EXERCISE DESCRIPTION »
In the entries below, how many lines hold the string "Owner"? Answer with the number only.
=== Begin Enclosure ===
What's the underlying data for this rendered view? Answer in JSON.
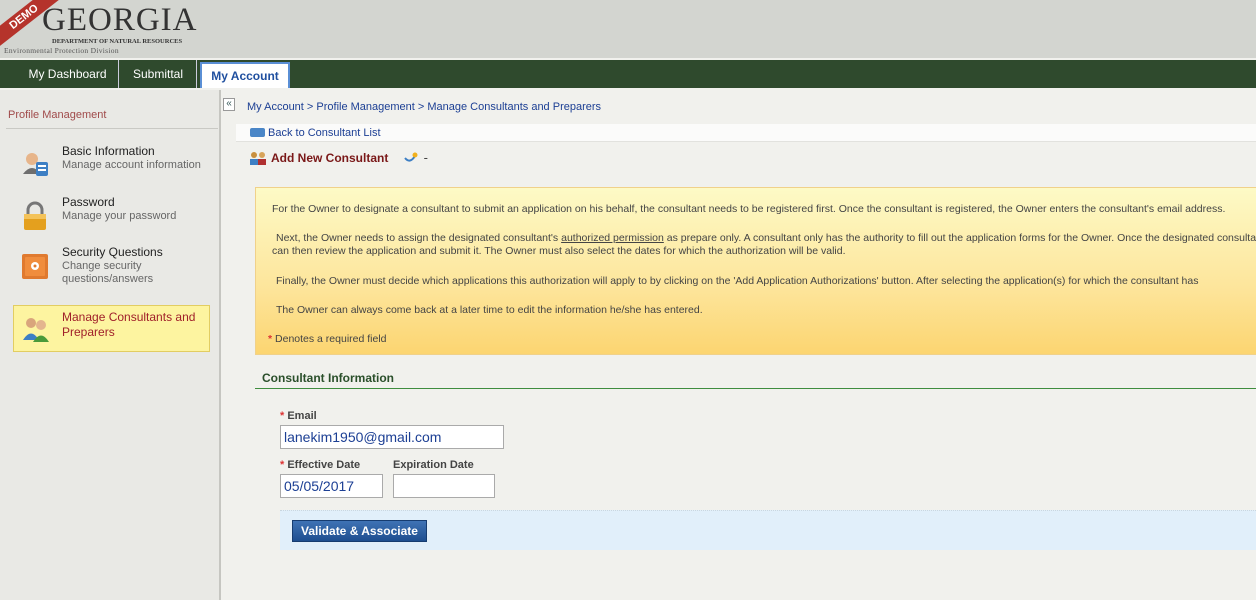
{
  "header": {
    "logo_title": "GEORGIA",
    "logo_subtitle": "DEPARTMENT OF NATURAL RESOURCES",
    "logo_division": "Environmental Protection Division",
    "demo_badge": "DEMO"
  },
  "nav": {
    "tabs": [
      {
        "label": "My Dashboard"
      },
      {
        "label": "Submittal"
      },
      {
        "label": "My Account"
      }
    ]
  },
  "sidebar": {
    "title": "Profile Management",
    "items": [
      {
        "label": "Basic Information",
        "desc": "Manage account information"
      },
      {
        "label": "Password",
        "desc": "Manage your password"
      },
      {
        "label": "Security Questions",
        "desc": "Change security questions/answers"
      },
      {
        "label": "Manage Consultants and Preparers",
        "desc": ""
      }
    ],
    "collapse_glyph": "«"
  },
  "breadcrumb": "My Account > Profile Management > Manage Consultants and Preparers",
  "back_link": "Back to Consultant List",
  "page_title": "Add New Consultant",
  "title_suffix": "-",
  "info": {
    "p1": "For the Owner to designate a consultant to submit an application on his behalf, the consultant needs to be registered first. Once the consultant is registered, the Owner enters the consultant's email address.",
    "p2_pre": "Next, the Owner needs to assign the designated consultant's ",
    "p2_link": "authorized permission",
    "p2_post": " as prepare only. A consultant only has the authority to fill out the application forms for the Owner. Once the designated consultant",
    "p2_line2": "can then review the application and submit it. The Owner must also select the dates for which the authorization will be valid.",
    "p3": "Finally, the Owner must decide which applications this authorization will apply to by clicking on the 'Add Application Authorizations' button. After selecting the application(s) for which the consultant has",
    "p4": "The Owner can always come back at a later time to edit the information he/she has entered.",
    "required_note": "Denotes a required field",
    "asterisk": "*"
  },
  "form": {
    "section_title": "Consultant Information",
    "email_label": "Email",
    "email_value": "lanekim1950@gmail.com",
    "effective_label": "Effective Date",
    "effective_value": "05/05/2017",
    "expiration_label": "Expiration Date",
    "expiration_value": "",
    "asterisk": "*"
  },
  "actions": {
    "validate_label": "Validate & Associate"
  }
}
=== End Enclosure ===
ANSWER SPACE »
6